Your assignment: For this exercise, repeat the records below exactly as written.

Supplied entries:
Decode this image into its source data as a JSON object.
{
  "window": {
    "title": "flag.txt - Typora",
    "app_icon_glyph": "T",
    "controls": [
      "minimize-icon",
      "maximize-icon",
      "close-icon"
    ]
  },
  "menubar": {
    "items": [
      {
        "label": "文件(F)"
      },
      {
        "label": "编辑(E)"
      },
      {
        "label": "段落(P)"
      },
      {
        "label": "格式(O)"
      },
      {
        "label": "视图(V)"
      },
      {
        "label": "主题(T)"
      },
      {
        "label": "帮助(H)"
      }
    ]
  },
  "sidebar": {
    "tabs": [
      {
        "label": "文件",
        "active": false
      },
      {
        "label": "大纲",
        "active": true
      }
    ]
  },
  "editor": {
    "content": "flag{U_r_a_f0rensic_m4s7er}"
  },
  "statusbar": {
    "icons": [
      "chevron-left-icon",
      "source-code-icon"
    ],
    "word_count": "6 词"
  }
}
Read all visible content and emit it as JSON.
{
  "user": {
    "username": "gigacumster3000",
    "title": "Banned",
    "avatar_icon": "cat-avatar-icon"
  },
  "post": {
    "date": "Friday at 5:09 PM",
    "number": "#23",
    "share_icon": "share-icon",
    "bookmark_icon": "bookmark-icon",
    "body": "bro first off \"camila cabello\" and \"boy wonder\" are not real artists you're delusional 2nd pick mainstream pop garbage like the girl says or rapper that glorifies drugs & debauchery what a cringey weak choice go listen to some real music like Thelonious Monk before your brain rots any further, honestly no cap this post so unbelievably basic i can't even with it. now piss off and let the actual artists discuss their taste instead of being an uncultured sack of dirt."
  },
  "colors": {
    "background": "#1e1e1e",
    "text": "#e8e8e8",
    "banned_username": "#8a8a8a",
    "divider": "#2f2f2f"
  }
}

Task answer:
Decode this image into its source data as a JSON object.
{
  "window": {
    "title": "flag.txt - Typora",
    "app_icon_glyph": "T",
    "controls": [
      "minimize-icon",
      "maximize-icon",
      "close-icon"
    ]
  },
  "menubar": {
    "items": [
      {
        "label": "文件(F)"
      },
      {
        "label": "编辑(E)"
      },
      {
        "label": "段落(P)"
      },
      {
        "label": "格式(O)"
      },
      {
        "label": "视图(V)"
      },
      {
        "label": "主题(T)"
      },
      {
        "label": "帮助(H)"
      }
    ]
  },
  "sidebar": {
    "tabs": [
      {
        "label": "文件",
        "active": false
      },
      {
        "label": "大纲",
        "active": true
      }
    ]
  },
  "editor": {
    "content": "flag{U_r_a_f0rensic_m4s7er}"
  },
  "statusbar": {
    "icons": [
      "chevron-left-icon",
      "source-code-icon"
    ],
    "word_count": "6 词"
  }
}
Read all visible content and emit it as JSON.
{
  "user": {
    "username": "gigacumster3000",
    "title": "Banned",
    "avatar_icon": "cat-avatar-icon"
  },
  "post": {
    "date": "Friday at 5:09 PM",
    "number": "#23",
    "share_icon": "share-icon",
    "bookmark_icon": "bookmark-icon",
    "body": "bro first off \"camila cabello\" and \"boy wonder\" are not real artists you're delusional 2nd pick mainstream pop garbage like the girl says or rapper that glorifies drugs & debauchery what a cringey weak choice go listen to some real music like Thelonious Monk before your brain rots any further, honestly no cap this post so unbelievably basic i can't even with it. now piss off and let the actual artists discuss their taste instead of being an uncultured sack of dirt."
  },
  "colors": {
    "background": "#1e1e1e",
    "text": "#e8e8e8",
    "banned_username": "#8a8a8a",
    "divider": "#2f2f2f"
  }
}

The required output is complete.